What you should do
What is needed here is every record, retyped without any change.

Given information
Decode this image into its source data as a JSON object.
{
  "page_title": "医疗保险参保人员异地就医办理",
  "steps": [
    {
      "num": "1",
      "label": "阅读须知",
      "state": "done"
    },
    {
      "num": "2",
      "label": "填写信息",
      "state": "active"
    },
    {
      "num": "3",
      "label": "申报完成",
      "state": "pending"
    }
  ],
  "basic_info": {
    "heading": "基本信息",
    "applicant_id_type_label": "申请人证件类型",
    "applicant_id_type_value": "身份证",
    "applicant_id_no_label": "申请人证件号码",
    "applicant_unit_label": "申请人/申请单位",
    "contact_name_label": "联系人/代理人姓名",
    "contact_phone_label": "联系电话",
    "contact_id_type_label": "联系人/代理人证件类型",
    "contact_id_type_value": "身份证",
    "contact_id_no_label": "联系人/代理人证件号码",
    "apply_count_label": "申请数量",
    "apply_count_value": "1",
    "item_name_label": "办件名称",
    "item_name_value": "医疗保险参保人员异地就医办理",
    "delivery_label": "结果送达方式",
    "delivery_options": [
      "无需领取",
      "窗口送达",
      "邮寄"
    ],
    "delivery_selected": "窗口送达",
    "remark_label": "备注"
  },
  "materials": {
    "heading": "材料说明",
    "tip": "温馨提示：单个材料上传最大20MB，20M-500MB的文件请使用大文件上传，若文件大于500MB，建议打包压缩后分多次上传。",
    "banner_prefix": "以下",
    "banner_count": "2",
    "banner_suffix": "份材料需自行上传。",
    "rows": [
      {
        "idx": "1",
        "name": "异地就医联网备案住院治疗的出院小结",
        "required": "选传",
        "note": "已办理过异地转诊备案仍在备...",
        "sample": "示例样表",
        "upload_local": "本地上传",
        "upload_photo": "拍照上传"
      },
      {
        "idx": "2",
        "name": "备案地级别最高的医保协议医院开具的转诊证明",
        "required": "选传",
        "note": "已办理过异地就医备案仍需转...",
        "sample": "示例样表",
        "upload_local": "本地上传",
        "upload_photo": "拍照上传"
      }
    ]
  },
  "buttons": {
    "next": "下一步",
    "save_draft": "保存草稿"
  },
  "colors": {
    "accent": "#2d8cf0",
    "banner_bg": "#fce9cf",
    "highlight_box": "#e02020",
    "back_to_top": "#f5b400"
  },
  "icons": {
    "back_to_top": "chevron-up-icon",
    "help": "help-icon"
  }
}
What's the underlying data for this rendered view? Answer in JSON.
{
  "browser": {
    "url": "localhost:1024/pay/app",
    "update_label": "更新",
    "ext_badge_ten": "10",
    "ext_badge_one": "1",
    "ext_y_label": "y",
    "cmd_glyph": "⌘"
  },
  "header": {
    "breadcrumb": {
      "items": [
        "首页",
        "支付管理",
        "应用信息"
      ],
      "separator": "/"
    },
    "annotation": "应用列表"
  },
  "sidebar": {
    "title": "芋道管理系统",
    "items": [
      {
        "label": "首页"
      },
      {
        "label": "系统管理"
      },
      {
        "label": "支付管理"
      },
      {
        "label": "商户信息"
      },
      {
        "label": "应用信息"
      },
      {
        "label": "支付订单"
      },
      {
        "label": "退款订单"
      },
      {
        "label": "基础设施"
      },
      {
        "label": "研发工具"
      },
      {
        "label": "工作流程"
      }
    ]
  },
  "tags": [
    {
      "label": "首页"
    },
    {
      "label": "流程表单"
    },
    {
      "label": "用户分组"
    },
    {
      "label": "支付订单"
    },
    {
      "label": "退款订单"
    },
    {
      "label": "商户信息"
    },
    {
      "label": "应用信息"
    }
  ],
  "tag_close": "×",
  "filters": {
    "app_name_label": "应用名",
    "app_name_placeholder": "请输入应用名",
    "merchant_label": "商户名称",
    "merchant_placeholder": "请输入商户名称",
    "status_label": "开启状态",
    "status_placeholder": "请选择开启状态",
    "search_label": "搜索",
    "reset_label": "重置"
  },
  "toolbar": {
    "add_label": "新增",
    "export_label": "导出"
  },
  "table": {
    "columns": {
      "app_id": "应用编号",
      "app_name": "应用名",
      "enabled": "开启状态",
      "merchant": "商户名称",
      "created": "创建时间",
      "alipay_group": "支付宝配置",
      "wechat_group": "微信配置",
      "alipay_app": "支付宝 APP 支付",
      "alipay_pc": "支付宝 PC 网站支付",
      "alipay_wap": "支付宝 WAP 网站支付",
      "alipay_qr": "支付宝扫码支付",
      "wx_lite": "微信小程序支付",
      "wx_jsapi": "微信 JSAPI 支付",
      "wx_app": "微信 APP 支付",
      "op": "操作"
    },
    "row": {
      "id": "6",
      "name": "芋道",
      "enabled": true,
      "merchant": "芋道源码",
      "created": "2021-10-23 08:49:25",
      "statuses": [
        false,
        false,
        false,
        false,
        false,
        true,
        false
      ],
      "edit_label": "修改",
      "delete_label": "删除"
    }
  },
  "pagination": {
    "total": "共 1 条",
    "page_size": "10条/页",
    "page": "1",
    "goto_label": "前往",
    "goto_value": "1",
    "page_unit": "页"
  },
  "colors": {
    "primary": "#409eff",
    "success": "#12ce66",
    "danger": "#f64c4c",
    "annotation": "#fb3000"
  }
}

Response to this exercise
Decode this image into its source data as a JSON object.
{
  "page_title": "医疗保险参保人员异地就医办理",
  "steps": [
    {
      "num": "1",
      "label": "阅读须知",
      "state": "done"
    },
    {
      "num": "2",
      "label": "填写信息",
      "state": "active"
    },
    {
      "num": "3",
      "label": "申报完成",
      "state": "pending"
    }
  ],
  "basic_info": {
    "heading": "基本信息",
    "applicant_id_type_label": "申请人证件类型",
    "applicant_id_type_value": "身份证",
    "applicant_id_no_label": "申请人证件号码",
    "applicant_unit_label": "申请人/申请单位",
    "contact_name_label": "联系人/代理人姓名",
    "contact_phone_label": "联系电话",
    "contact_id_type_label": "联系人/代理人证件类型",
    "contact_id_type_value": "身份证",
    "contact_id_no_label": "联系人/代理人证件号码",
    "apply_count_label": "申请数量",
    "apply_count_value": "1",
    "item_name_label": "办件名称",
    "item_name_value": "医疗保险参保人员异地就医办理",
    "delivery_label": "结果送达方式",
    "delivery_options": [
      "无需领取",
      "窗口送达",
      "邮寄"
    ],
    "delivery_selected": "窗口送达",
    "remark_label": "备注"
  },
  "materials": {
    "heading": "材料说明",
    "tip": "温馨提示：单个材料上传最大20MB，20M-500MB的文件请使用大文件上传，若文件大于500MB，建议打包压缩后分多次上传。",
    "banner_prefix": "以下",
    "banner_count": "2",
    "banner_suffix": "份材料需自行上传。",
    "rows": [
      {
        "idx": "1",
        "name": "异地就医联网备案住院治疗的出院小结",
        "required": "选传",
        "note": "已办理过异地转诊备案仍在备...",
        "sample": "示例样表",
        "upload_local": "本地上传",
        "upload_photo": "拍照上传"
      },
      {
        "idx": "2",
        "name": "备案地级别最高的医保协议医院开具的转诊证明",
        "required": "选传",
        "note": "已办理过异地就医备案仍需转...",
        "sample": "示例样表",
        "upload_local": "本地上传",
        "upload_photo": "拍照上传"
      }
    ]
  },
  "buttons": {
    "next": "下一步",
    "save_draft": "保存草稿"
  },
  "colors": {
    "accent": "#2d8cf0",
    "banner_bg": "#fce9cf",
    "highlight_box": "#e02020",
    "back_to_top": "#f5b400"
  },
  "icons": {
    "back_to_top": "chevron-up-icon",
    "help": "help-icon"
  }
}
What's the underlying data for this rendered view? Answer in JSON.
{
  "browser": {
    "url": "localhost:1024/pay/app",
    "update_label": "更新",
    "ext_badge_ten": "10",
    "ext_badge_one": "1",
    "ext_y_label": "y",
    "cmd_glyph": "⌘"
  },
  "header": {
    "breadcrumb": {
      "items": [
        "首页",
        "支付管理",
        "应用信息"
      ],
      "separator": "/"
    },
    "annotation": "应用列表"
  },
  "sidebar": {
    "title": "芋道管理系统",
    "items": [
      {
        "label": "首页"
      },
      {
        "label": "系统管理"
      },
      {
        "label": "支付管理"
      },
      {
        "label": "商户信息"
      },
      {
        "label": "应用信息"
      },
      {
        "label": "支付订单"
      },
      {
        "label": "退款订单"
      },
      {
        "label": "基础设施"
      },
      {
        "label": "研发工具"
      },
      {
        "label": "工作流程"
      }
    ]
  },
  "tags": [
    {
      "label": "首页"
    },
    {
      "label": "流程表单"
    },
    {
      "label": "用户分组"
    },
    {
      "label": "支付订单"
    },
    {
      "label": "退款订单"
    },
    {
      "label": "商户信息"
    },
    {
      "label": "应用信息"
    }
  ],
  "tag_close": "×",
  "filters": {
    "app_name_label": "应用名",
    "app_name_placeholder": "请输入应用名",
    "merchant_label": "商户名称",
    "merchant_placeholder": "请输入商户名称",
    "status_label": "开启状态",
    "status_placeholder": "请选择开启状态",
    "search_label": "搜索",
    "reset_label": "重置"
  },
  "toolbar": {
    "add_label": "新增",
    "export_label": "导出"
  },
  "table": {
    "columns": {
      "app_id": "应用编号",
      "app_name": "应用名",
      "enabled": "开启状态",
      "merchant": "商户名称",
      "created": "创建时间",
      "alipay_group": "支付宝配置",
      "wechat_group": "微信配置",
      "alipay_app": "支付宝 APP 支付",
      "alipay_pc": "支付宝 PC 网站支付",
      "alipay_wap": "支付宝 WAP 网站支付",
      "alipay_qr": "支付宝扫码支付",
      "wx_lite": "微信小程序支付",
      "wx_jsapi": "微信 JSAPI 支付",
      "wx_app": "微信 APP 支付",
      "op": "操作"
    },
    "row": {
      "id": "6",
      "name": "芋道",
      "enabled": true,
      "merchant": "芋道源码",
      "created": "2021-10-23 08:49:25",
      "statuses": [
        false,
        false,
        false,
        false,
        false,
        true,
        false
      ],
      "edit_label": "修改",
      "delete_label": "删除"
    }
  },
  "pagination": {
    "total": "共 1 条",
    "page_size": "10条/页",
    "page": "1",
    "goto_label": "前往",
    "goto_value": "1",
    "page_unit": "页"
  },
  "colors": {
    "primary": "#409eff",
    "success": "#12ce66",
    "danger": "#f64c4c",
    "annotation": "#fb3000"
  }
}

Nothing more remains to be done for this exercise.